    In the present case, Alcoils identified that its truck docks were in need of relocation and that its building suffers from excessive floor loads. (Trial Tr. at 37-38; 40.) Alcoils, though, failed to quantify the reasons for such obsolescence. The Court notes that this case is pre-Clark; See Clark, 694 N.E.2d at 1241. However, this does not excuse the fact that Alcoils’ effort to identify obsolescence factors both at the administrative and trial levels was half-hearted. See id. (noting that taxpayer made a half-hearted case at the administrative level). Despite this poor showing, the Court finds that Alcoils has identified the forms of functional obsolescence its building suffers and is thus entitled to a remand on this issue. Upon remand, Alcoils will be required to identify, quantify and support its determination of functional obsolescence with probative evidence. See id. The State Board will then be required to deal with Alcoils’ evidence in a meaningful manner. See Loveless Const. Co. v. State Bd. of Tax Comm’rs, 695 N.E.2d 1045, 1049 (Ind. Tax Ct. 1998).

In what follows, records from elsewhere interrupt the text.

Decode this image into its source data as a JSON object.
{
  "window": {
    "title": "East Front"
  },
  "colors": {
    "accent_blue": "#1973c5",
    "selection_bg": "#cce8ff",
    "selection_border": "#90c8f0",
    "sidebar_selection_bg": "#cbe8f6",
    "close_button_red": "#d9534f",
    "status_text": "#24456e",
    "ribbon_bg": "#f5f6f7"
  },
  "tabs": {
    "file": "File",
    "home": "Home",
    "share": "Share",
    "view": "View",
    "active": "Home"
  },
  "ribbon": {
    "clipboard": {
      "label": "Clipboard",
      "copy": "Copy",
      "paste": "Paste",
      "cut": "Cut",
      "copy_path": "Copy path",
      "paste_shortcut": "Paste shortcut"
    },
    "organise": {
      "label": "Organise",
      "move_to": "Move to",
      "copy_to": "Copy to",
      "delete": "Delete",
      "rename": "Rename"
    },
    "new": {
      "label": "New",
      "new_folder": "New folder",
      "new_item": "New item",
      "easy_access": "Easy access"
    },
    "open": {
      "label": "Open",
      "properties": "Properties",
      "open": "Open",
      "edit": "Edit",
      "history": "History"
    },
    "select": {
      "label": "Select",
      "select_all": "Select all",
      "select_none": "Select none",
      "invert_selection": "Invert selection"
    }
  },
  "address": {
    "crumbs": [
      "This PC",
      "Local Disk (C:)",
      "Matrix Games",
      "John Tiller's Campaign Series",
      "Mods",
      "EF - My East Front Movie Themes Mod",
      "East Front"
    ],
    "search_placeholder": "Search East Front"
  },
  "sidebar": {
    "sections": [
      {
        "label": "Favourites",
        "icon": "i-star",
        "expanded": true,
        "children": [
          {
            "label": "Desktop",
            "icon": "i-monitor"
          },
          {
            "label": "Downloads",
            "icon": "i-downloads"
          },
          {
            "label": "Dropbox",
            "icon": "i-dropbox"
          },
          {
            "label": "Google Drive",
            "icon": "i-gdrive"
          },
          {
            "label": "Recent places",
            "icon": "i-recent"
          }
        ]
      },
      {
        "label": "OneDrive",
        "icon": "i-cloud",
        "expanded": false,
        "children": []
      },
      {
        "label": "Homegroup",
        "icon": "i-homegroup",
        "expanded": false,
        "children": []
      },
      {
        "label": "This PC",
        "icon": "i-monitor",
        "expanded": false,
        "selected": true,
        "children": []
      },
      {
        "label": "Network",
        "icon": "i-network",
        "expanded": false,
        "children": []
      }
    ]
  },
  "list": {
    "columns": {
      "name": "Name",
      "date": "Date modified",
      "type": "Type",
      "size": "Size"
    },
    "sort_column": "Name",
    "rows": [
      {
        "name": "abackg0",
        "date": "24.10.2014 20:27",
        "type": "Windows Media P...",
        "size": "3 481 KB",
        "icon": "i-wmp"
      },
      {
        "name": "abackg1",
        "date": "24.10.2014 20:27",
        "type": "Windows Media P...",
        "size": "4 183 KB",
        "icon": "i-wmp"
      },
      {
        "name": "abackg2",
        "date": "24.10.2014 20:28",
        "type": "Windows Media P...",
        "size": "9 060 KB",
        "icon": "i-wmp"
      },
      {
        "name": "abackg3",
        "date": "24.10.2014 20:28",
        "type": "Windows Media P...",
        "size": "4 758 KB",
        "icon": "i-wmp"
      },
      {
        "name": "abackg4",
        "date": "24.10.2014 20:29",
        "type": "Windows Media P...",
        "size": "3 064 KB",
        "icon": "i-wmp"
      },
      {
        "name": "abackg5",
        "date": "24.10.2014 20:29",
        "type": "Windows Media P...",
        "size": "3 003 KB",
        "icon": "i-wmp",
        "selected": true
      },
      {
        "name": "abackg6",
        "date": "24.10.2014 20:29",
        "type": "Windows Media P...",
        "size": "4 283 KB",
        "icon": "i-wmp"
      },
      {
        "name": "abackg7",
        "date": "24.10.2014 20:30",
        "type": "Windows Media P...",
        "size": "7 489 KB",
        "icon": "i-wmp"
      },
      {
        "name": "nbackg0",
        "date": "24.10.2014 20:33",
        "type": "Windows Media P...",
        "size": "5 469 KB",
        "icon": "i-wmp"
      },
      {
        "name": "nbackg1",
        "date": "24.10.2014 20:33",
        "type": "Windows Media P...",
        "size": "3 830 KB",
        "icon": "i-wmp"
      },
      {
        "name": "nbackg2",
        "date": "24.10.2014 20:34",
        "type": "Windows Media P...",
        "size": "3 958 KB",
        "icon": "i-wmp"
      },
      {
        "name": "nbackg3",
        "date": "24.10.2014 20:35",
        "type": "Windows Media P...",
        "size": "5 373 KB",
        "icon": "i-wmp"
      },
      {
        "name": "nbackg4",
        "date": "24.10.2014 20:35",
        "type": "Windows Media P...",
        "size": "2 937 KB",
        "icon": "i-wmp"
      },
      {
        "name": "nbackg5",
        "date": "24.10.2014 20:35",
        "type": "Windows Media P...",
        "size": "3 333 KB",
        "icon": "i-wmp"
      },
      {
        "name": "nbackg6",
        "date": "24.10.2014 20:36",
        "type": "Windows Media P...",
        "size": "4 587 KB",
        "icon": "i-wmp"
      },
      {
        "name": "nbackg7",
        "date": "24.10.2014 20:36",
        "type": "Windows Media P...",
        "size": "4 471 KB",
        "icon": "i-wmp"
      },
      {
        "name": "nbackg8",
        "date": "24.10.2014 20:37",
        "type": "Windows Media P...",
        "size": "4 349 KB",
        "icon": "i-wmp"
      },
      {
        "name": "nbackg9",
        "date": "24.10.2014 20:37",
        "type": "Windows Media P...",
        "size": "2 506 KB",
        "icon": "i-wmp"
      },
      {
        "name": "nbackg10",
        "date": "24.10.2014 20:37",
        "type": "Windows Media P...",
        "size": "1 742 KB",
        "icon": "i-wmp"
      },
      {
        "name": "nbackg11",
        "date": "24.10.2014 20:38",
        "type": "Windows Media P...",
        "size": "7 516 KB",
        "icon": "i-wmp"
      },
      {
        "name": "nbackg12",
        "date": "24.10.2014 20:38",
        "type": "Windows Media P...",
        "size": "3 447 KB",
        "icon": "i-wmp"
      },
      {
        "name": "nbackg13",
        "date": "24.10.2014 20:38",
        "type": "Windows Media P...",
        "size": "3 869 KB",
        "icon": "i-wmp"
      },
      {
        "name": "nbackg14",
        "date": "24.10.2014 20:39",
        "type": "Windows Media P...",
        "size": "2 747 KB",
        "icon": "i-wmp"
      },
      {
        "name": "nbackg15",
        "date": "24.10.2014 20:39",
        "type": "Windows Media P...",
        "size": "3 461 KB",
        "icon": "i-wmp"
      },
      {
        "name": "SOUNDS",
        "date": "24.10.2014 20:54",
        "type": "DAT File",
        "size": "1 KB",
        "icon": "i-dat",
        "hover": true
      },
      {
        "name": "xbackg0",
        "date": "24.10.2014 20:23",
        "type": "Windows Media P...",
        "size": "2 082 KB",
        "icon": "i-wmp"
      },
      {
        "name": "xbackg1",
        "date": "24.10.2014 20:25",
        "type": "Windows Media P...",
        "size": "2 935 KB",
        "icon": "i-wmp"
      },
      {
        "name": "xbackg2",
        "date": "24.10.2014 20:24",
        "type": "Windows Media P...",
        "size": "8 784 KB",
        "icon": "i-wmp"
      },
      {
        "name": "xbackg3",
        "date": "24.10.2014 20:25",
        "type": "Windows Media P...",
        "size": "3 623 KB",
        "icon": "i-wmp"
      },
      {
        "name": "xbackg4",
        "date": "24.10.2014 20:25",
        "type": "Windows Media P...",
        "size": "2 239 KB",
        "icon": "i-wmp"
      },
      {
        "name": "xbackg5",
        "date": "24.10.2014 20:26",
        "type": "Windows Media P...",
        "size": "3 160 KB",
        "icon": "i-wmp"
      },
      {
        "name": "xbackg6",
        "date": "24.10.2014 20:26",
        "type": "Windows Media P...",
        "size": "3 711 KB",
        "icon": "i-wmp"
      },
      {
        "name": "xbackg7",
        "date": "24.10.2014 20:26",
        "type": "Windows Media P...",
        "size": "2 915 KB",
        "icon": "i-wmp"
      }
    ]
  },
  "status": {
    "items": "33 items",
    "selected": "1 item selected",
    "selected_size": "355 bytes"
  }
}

    For the aforementioned reasons, the Court AFFIRMS the State Board in Cause No. 49T10-9606-TA-69. The Court further AFFIRMS in part, REVERSES in part and REMANDS the State Board’s final determination in Cause No. 49T10-9606-TA-71 for further proceedings consistent with this opinion.

Footnote: Although these cases were never formally consolidated, the parties have treated the cases as such.

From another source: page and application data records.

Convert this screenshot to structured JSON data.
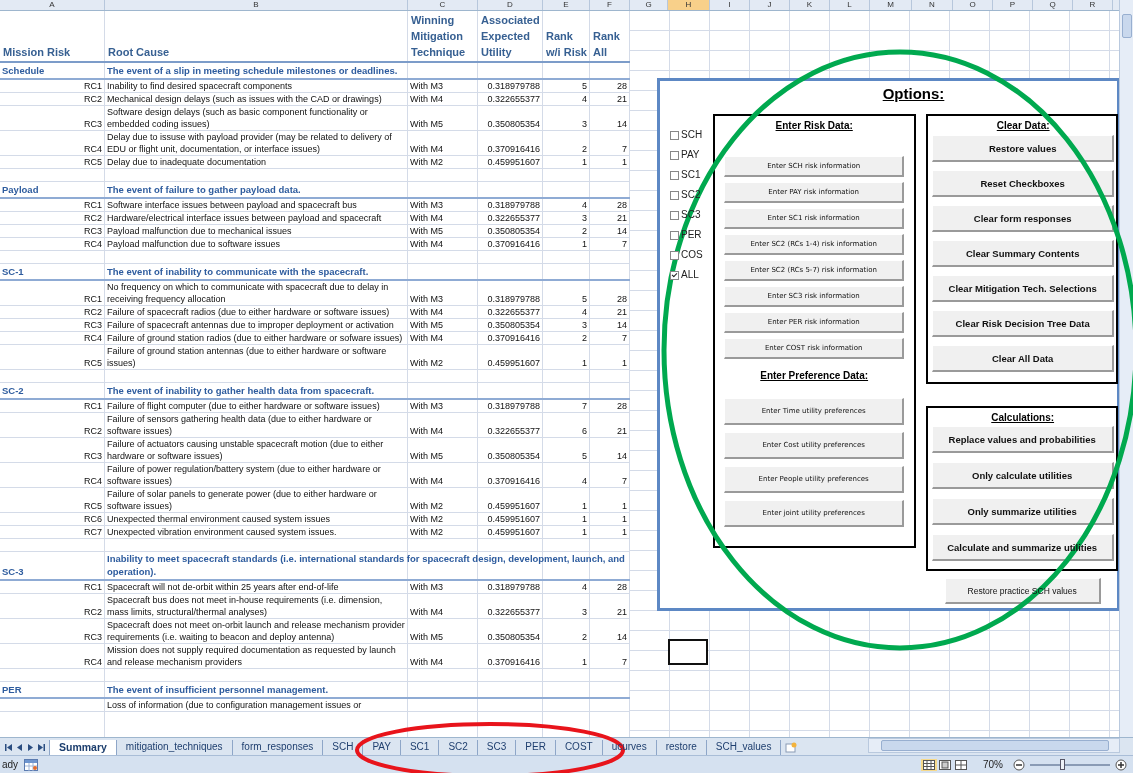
{
  "column_letters": [
    {
      "label": "A",
      "selected": false
    },
    {
      "label": "B",
      "selected": false
    },
    {
      "label": "C",
      "selected": false
    },
    {
      "label": "D",
      "selected": false
    },
    {
      "label": "E",
      "selected": false
    },
    {
      "label": "F",
      "selected": false
    },
    {
      "label": "G",
      "selected": false
    },
    {
      "label": "H",
      "selected": true
    },
    {
      "label": "I",
      "selected": false
    },
    {
      "label": "J",
      "selected": false
    },
    {
      "label": "K",
      "selected": false
    },
    {
      "label": "L",
      "selected": false
    },
    {
      "label": "M",
      "selected": false
    },
    {
      "label": "N",
      "selected": false
    },
    {
      "label": "O",
      "selected": false
    },
    {
      "label": "P",
      "selected": false
    },
    {
      "label": "Q",
      "selected": false
    },
    {
      "label": "R",
      "selected": false
    }
  ],
  "table": {
    "columns": [
      "Mission Risk",
      "Root Cause",
      "Winning Mitigation Technique",
      "Associated Expected Utility",
      "Rank w/i Risk",
      "Rank All"
    ],
    "groups": [
      {
        "risk": "Schedule",
        "event": "The event of a slip in meeting schedule milestones or deadlines.",
        "rows": [
          {
            "id": "RC1",
            "cause": "Inability to find desired spacecraft components",
            "technique": "With M3",
            "utility": "0.318979788",
            "rank_in_risk": "5",
            "rank_all": "28"
          },
          {
            "id": "RC2",
            "cause": "Mechanical design delays (such as issues with the CAD or drawings)",
            "technique": "With M4",
            "utility": "0.322655377",
            "rank_in_risk": "4",
            "rank_all": "21"
          },
          {
            "id": "RC3",
            "cause": "Software design delays (such as basic component functionality or embedded coding issues)",
            "technique": "With M5",
            "utility": "0.350805354",
            "rank_in_risk": "3",
            "rank_all": "14"
          },
          {
            "id": "RC4",
            "cause": "Delay due to issuse with payload provider (may be related to delivery of EDU or flight unit, documentation, or interface issues)",
            "technique": "With M4",
            "utility": "0.370916416",
            "rank_in_risk": "2",
            "rank_all": "7"
          },
          {
            "id": "RC5",
            "cause": "Delay due to inadequate documentation",
            "technique": "With M2",
            "utility": "0.459951607",
            "rank_in_risk": "1",
            "rank_all": "1"
          }
        ]
      },
      {
        "risk": "Payload",
        "event": "The event of failure to gather payload data.",
        "rows": [
          {
            "id": "RC1",
            "cause": "Software interface issues between payload and spacecraft bus",
            "technique": "With M3",
            "utility": "0.318979788",
            "rank_in_risk": "4",
            "rank_all": "28"
          },
          {
            "id": "RC2",
            "cause": "Hardware/electrical interface issues between payload and spacecraft",
            "technique": "With M4",
            "utility": "0.322655377",
            "rank_in_risk": "3",
            "rank_all": "21"
          },
          {
            "id": "RC3",
            "cause": "Payload malfunction due to mechanical issues",
            "technique": "With M5",
            "utility": "0.350805354",
            "rank_in_risk": "2",
            "rank_all": "14"
          },
          {
            "id": "RC4",
            "cause": "Payload malfunction due to software issues",
            "technique": "With M4",
            "utility": "0.370916416",
            "rank_in_risk": "1",
            "rank_all": "7"
          }
        ]
      },
      {
        "risk": "SC-1",
        "event": "The event of inability to communicate with the spacecraft.",
        "rows": [
          {
            "id": "RC1",
            "cause": "No frequency on which to communicate with spacecraft due to delay in receiving frequency allocation",
            "technique": "With M3",
            "utility": "0.318979788",
            "rank_in_risk": "5",
            "rank_all": "28"
          },
          {
            "id": "RC2",
            "cause": "Failure of spacecraft radios (due to either hardware or software issues)",
            "technique": "With M4",
            "utility": "0.322655377",
            "rank_in_risk": "4",
            "rank_all": "21"
          },
          {
            "id": "RC3",
            "cause": "Failure of spacecraft antennas due to improper deployment or activation",
            "technique": "With M5",
            "utility": "0.350805354",
            "rank_in_risk": "3",
            "rank_all": "14"
          },
          {
            "id": "RC4",
            "cause": "Failure of ground station radios (due to either hardware or sofware issues)",
            "technique": "With M4",
            "utility": "0.370916416",
            "rank_in_risk": "2",
            "rank_all": "7"
          },
          {
            "id": "RC5",
            "cause": "Failure of ground station antennas (due to either hardware or software issues)",
            "technique": "With M2",
            "utility": "0.459951607",
            "rank_in_risk": "1",
            "rank_all": "1"
          }
        ]
      },
      {
        "risk": "SC-2",
        "event": "The event of inability to gather health data from spacecraft.",
        "rows": [
          {
            "id": "RC1",
            "cause": "Failure of flight computer (due to either hardware or software issues)",
            "technique": "With M3",
            "utility": "0.318979788",
            "rank_in_risk": "7",
            "rank_all": "28"
          },
          {
            "id": "RC2",
            "cause": "Failure of sensors gathering health data (due to either hardware or software issues)",
            "technique": "With M4",
            "utility": "0.322655377",
            "rank_in_risk": "6",
            "rank_all": "21"
          },
          {
            "id": "RC3",
            "cause": "Failure of actuators causing unstable spacecraft motion (due to either hardware or software issues)",
            "technique": "With M5",
            "utility": "0.350805354",
            "rank_in_risk": "5",
            "rank_all": "14"
          },
          {
            "id": "RC4",
            "cause": "Failure of power regulation/battery system (due to either hardware or software issues)",
            "technique": "With M4",
            "utility": "0.370916416",
            "rank_in_risk": "4",
            "rank_all": "7"
          },
          {
            "id": "RC5",
            "cause": "Failure of solar panels to generate power (due to either hardware or software issues)",
            "technique": "With M2",
            "utility": "0.459951607",
            "rank_in_risk": "1",
            "rank_all": "1"
          },
          {
            "id": "RC6",
            "cause": "Unexpected thermal environment caused system issues",
            "technique": "With M2",
            "utility": "0.459951607",
            "rank_in_risk": "1",
            "rank_all": "1"
          },
          {
            "id": "RC7",
            "cause": "Unexpected vibration environment caused system issues.",
            "technique": "With M2",
            "utility": "0.459951607",
            "rank_in_risk": "1",
            "rank_all": "1"
          }
        ]
      },
      {
        "risk": "SC-3",
        "event": "Inability to meet spacecraft standards (i.e. international standards for spacecraft design, development, launch, and operation).",
        "rows": [
          {
            "id": "RC1",
            "cause": "Spacecraft will not de-orbit within 25 years after end-of-life",
            "technique": "With M3",
            "utility": "0.318979788",
            "rank_in_risk": "4",
            "rank_all": "28"
          },
          {
            "id": "RC2",
            "cause": "Spacecraft bus does not meet in-house requirements (i.e. dimension, mass limits, structural/thermal analyses)",
            "technique": "With M4",
            "utility": "0.322655377",
            "rank_in_risk": "3",
            "rank_all": "21"
          },
          {
            "id": "RC3",
            "cause": "Spacecraft does not meet on-orbit launch and release mechanism provider requirements (i.e. waiting to beacon and deploy antenna)",
            "technique": "With M5",
            "utility": "0.350805354",
            "rank_in_risk": "2",
            "rank_all": "14"
          },
          {
            "id": "RC4",
            "cause": "Mission does not supply required documentation as requested by launch and release mechanism providers",
            "technique": "With M4",
            "utility": "0.370916416",
            "rank_in_risk": "1",
            "rank_all": "7"
          }
        ]
      },
      {
        "risk": "PER",
        "event": "The event of insufficient personnel management.",
        "rows": [
          {
            "cause": "Loss of information (due to configuration management issues or"
          }
        ]
      }
    ]
  },
  "options_panel": {
    "title": "Options:",
    "checkboxes": [
      {
        "label": "SCH",
        "checked": false
      },
      {
        "label": "PAY",
        "checked": false
      },
      {
        "label": "SC1",
        "checked": false
      },
      {
        "label": "SC2",
        "checked": false
      },
      {
        "label": "SC3",
        "checked": false
      },
      {
        "label": "PER",
        "checked": false
      },
      {
        "label": "COS",
        "checked": false
      },
      {
        "label": "ALL",
        "checked": true
      }
    ],
    "risk_data": {
      "title": "Enter Risk Data:",
      "buttons": [
        "Enter SCH risk information",
        "Enter PAY risk information",
        "Enter SC1 risk information",
        "Enter SC2 (RCs 1-4) risk information",
        "Enter SC2 (RCs 5-7) risk information",
        "Enter SC3 risk information",
        "Enter PER risk information",
        "Enter COST risk information"
      ]
    },
    "preference_data": {
      "title": "Enter Preference Data:",
      "buttons": [
        "Enter Time utility preferences",
        "Enter Cost utility preferences",
        "Enter People utility preferences",
        "Enter joint utility preferences"
      ]
    },
    "clear_data": {
      "title": "Clear Data:",
      "buttons": [
        "Restore values",
        "Reset Checkboxes",
        "Clear form responses",
        "Clear Summary Contents",
        "Clear Mitigation Tech. Selections",
        "Clear Risk Decision Tree Data",
        "Clear All Data"
      ]
    },
    "calculations": {
      "title": "Calculations:",
      "buttons": [
        "Replace values and probabilities",
        "Only calculate utilities",
        "Only summarize utilities",
        "Calculate and summarize utilities"
      ]
    },
    "extra_button": "Restore practice SCH values"
  },
  "sheet_tabs": [
    {
      "label": "Summary",
      "selected": true
    },
    {
      "label": "mitigation_techniques",
      "selected": false
    },
    {
      "label": "form_responses",
      "selected": false
    },
    {
      "label": "SCH",
      "selected": false
    },
    {
      "label": "PAY",
      "selected": false
    },
    {
      "label": "SC1",
      "selected": false
    },
    {
      "label": "SC2",
      "selected": false
    },
    {
      "label": "SC3",
      "selected": false
    },
    {
      "label": "PER",
      "selected": false
    },
    {
      "label": "COST",
      "selected": false
    },
    {
      "label": "ucurves",
      "selected": false
    },
    {
      "label": "restore",
      "selected": false
    },
    {
      "label": "SCH_values",
      "selected": false
    }
  ],
  "status_bar": {
    "mode": "ady",
    "zoom": "70%",
    "zoom_slider": {
      "level": 0.4
    }
  }
}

Footnote: The Court also notes that no statutes or regulations delineate filing procedures with the BOR.

Filling statutes for the Department can be found at Ind. Code Ann. §§ 6-8.1-6-3(a)(1) and 3(b) (West 1989).

Footnote: The record does not reflect who made the notation. However, a lack of such evidence does not affect the Court’s decision.

Footnote: Black’s Law Dictionary 973 (7th ed. 1999) defines a mandamus as “A writ issued by a superior court to compel a lower court or a government officer to perform mandatory or purely ministerial duties correctly.” See also Rader v. Burton, 122 N.E.2d 856, 857 (Ind. 1954)

These cases are not to be confused with Ind. Code Ann. § 6-1.1-15-4(e)(1) (West 1989 and Supp. 1999), which states that a failure by the State Board, not the BOR, to act upon the determination within 180 days shall be treated as a final determination. In these cases, this Court possesses jurisdiction, since the statute treats the State Board’s inaction as a final assessment determination. See id.

The Court notes that Alcoils made little mention of economic obsolescence both in its Brief and at trial and made no mention of it all to the State Board during the administrative hearing. (Trial Tr. at 37.) In Clark v. State Board of Tax Commissioners, 694 N.E.2d 1230 (Ind. Tax Ct. 1998), the Court determined that a taxpayer must identify and quantify obsolescence depreciation. Since this case is pre-Clark, however, Alcoils was only required to identify forms of economic obsolescence, which it failed to do. See id. at 1241. Thus, the Court will not consider its claim as regards economic obsolescence.

Footnote: The State Board classified Alcoils’ building as a kit building, which entitled Alcoils to a 50% reduction in its base rate. See Ind. Admin. Code tit. 50, r. 2.1-4-5 (1992) (Schedules A1 and A2) (codified in present form at id., r. 2.2-11-6 (1996)); see also Whitley Prods. Inc. v. State Bd. of Tax Comm’rs, 704 N.E.2d 1113, 1121 (Ind. Tax Ct. 1998).